But also it has another good point: since I have been testing so much protocols these day and thinking about to be able to use several of them at a time since no one gave me the flexibility and annonimity I wanted, the fact is that I ended developing a SignalingManager that could be able to abstract the signalling mechanism and adding a new one was just a matter of build a little class, so I did a new one for PubNub (after registering me as a developer on their page), launched the webapp... and it worked, period. Just like magic the both peers were talking though PubNub without a dedicated server... and also from two different host domains!!! :-D This means that you can download the webapp from different hosting and all of them could be able to communicate, allowing more heterogenety: if one of them gets down, you just need to navigate to another one and keep sharing :-) I need to investigate about how to share IndexedDB between the different domains in case of problems, but it seems will be something difficult to achieve and will only be able to show "backup cache" link so you can import it on another one... :-/

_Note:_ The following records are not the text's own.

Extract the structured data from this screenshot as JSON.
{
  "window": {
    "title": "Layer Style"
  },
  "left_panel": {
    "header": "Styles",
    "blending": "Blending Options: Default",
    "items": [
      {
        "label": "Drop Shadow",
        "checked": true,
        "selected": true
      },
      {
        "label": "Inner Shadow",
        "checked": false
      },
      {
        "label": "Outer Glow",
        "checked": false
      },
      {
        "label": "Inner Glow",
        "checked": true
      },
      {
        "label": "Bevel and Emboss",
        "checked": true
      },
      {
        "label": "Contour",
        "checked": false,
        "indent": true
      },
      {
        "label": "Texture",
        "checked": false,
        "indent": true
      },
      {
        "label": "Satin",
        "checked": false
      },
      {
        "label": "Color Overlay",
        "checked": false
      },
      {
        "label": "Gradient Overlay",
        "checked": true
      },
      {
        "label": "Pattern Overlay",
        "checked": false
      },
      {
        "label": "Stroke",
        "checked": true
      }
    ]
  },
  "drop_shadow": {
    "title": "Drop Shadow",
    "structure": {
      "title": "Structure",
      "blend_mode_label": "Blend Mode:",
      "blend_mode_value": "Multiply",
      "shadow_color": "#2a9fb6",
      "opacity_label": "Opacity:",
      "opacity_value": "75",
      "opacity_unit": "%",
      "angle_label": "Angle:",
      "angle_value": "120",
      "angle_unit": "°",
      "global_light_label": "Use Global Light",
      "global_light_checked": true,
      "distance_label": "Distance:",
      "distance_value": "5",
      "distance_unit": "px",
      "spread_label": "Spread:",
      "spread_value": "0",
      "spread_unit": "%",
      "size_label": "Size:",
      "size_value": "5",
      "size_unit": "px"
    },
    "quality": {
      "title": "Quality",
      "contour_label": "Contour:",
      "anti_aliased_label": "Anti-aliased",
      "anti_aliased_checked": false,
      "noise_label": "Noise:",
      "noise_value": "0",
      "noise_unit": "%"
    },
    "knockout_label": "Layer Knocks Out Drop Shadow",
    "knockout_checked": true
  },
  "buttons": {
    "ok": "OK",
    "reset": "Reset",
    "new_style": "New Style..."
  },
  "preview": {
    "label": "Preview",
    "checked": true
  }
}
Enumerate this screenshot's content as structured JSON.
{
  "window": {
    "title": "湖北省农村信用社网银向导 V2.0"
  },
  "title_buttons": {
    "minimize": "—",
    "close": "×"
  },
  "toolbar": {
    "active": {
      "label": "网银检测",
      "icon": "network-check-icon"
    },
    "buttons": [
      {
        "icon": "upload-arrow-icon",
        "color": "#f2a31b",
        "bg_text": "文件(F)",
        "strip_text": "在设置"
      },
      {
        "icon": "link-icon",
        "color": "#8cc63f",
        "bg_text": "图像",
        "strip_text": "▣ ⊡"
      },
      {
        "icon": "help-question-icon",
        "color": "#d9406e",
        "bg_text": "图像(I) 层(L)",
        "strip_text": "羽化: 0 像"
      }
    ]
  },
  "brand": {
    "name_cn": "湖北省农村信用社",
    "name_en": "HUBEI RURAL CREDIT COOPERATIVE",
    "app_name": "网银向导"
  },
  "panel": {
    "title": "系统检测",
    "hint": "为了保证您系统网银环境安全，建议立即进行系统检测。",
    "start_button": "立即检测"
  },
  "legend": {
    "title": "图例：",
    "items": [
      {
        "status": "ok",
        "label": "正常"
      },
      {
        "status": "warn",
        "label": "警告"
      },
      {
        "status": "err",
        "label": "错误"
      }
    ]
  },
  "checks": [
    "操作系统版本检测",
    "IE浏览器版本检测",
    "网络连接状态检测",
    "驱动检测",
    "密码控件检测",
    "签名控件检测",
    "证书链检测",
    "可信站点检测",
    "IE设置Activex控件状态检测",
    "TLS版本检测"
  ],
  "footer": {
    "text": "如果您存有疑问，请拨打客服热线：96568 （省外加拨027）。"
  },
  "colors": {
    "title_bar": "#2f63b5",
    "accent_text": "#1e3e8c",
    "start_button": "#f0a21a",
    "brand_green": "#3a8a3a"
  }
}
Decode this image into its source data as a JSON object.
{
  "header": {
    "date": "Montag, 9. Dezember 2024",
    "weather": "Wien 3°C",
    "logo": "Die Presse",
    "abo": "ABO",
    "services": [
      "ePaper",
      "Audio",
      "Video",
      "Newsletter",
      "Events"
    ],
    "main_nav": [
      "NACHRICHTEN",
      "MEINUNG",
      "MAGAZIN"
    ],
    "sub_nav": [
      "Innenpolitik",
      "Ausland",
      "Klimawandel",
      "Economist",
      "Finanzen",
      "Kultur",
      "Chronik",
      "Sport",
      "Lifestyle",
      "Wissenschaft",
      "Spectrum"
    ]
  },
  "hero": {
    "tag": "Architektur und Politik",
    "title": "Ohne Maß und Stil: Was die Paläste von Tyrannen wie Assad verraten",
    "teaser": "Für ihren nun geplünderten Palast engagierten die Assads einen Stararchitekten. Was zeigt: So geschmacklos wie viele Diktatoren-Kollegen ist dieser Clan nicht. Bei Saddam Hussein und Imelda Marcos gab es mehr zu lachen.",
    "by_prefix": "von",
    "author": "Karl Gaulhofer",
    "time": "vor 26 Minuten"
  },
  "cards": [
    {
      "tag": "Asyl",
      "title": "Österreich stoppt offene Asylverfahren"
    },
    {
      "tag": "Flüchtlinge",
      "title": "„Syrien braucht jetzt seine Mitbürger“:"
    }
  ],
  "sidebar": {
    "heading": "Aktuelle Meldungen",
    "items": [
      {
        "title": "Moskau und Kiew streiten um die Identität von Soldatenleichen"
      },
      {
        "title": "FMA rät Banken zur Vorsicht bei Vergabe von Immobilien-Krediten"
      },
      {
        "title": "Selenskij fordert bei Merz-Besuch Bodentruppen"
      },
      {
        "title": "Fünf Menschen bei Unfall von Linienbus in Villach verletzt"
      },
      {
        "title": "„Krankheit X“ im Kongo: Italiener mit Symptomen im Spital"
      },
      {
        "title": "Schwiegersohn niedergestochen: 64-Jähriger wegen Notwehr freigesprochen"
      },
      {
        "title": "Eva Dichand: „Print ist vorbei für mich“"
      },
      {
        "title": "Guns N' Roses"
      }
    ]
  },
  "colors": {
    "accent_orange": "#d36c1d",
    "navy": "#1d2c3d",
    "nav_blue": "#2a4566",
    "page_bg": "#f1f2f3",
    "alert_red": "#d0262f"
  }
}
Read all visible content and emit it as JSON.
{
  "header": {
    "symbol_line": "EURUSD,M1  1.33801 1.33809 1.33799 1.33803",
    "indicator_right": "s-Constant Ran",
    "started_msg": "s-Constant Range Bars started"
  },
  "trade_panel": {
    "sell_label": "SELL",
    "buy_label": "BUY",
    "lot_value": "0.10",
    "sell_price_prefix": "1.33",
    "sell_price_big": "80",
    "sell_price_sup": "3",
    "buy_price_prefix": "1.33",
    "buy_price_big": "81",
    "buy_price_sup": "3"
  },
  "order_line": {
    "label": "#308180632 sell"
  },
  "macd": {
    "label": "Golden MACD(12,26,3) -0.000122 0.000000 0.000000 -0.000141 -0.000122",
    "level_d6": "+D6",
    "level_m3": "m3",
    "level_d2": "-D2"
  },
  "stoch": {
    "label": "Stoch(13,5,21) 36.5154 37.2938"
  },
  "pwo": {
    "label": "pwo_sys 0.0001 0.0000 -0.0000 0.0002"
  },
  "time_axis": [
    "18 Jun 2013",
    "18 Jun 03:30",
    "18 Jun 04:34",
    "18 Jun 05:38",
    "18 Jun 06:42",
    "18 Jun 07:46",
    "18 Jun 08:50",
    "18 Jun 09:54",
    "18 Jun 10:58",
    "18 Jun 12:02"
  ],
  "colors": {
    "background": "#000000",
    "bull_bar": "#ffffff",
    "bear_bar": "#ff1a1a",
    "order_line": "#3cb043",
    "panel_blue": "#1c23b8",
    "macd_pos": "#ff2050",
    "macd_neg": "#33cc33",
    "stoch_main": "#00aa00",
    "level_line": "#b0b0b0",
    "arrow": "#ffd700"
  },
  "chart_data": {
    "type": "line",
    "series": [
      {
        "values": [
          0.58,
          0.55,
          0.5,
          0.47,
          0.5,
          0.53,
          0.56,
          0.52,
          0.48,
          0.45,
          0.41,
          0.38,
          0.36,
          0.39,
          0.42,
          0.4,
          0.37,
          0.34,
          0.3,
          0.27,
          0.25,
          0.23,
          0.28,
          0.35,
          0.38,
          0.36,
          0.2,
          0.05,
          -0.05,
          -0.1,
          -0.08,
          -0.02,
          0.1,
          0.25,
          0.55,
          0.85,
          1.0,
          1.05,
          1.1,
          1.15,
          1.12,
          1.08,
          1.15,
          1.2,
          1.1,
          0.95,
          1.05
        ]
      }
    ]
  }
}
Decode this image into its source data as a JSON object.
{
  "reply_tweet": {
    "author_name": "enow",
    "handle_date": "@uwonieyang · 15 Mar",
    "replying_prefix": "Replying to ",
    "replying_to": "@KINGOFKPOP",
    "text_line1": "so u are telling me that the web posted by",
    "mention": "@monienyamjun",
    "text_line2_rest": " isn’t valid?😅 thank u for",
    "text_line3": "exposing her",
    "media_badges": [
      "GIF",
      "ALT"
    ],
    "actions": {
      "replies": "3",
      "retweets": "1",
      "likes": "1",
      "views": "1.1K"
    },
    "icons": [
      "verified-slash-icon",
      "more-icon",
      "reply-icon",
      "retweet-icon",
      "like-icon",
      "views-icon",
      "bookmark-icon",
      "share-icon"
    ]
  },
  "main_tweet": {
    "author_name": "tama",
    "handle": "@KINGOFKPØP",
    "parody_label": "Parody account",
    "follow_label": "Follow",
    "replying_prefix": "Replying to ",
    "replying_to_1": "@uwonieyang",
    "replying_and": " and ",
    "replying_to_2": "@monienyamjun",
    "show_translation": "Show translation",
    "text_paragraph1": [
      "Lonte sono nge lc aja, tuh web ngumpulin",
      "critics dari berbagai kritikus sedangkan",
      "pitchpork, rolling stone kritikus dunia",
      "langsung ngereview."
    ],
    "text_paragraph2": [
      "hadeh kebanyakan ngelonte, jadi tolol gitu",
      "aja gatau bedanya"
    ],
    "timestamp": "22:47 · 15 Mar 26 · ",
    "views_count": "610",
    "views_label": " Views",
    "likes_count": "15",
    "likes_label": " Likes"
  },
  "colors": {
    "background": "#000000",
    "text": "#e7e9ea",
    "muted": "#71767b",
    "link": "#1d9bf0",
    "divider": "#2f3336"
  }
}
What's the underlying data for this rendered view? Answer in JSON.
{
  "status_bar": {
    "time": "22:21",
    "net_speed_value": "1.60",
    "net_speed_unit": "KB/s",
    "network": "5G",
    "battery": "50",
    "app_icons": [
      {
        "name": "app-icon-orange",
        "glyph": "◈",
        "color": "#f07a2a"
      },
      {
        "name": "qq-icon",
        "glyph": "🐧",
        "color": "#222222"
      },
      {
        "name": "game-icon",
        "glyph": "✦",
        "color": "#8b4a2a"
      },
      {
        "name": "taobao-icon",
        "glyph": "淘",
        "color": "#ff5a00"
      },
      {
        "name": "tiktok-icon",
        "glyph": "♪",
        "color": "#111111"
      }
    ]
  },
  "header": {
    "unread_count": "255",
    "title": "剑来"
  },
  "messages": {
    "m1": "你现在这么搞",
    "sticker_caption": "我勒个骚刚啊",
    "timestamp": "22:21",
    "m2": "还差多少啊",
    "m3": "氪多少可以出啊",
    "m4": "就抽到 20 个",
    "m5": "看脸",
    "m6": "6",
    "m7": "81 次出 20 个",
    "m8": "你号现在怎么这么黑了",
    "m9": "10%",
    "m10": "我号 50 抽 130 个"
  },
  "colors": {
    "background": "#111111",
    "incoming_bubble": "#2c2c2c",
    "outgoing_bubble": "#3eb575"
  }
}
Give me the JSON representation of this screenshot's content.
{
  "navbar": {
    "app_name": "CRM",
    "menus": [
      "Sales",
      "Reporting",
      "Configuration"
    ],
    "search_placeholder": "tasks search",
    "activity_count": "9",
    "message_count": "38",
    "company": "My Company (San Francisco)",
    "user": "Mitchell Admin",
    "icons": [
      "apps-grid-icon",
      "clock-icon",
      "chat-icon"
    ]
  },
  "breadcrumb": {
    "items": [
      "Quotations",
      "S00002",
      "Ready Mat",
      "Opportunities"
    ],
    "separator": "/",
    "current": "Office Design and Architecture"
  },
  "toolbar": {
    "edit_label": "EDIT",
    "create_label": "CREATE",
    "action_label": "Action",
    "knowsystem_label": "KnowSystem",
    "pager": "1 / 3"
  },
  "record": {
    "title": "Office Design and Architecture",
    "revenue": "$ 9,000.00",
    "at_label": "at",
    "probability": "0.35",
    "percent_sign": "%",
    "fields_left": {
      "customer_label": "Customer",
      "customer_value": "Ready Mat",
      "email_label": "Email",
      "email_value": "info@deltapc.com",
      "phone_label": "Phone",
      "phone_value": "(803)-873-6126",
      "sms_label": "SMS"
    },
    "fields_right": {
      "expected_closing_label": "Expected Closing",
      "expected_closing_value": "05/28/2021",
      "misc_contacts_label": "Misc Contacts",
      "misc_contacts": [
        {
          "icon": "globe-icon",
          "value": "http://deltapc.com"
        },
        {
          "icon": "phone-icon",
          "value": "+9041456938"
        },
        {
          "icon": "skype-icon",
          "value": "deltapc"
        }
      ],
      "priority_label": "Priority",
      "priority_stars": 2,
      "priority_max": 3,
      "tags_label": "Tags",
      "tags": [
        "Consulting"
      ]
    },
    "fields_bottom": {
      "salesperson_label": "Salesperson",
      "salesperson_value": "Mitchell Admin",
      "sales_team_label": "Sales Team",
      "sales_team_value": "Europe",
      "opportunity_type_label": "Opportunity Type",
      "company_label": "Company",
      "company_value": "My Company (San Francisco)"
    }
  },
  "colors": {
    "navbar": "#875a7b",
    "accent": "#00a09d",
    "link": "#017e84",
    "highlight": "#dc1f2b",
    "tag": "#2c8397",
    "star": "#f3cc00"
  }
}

But these are only the good news? No, there's another one, maybe more little, but with greater consecuences: yesterday I was helping to Arindra Das over Skype with her problems with ShareIt! (really, he found a bug :-P ) and asked to him to share something so I could be able to make some test on my side, and the fact was that "magically" a PDF was shared with me from Findland to Spain. Yes: ShareIt! WORKS!!! :-D Having problems previously on some demos and not able to test it before between machines (just my main computer and my parent's one, both on my home LAN), it was a great surprise to see that it worked on the wild Internet, so adding this the "server-less" signalling thanks to PubNub, when we got native DataChannels on the browsers this project will be able to take flight :-D Let's hope they will be ready for New Year Eve... ;-)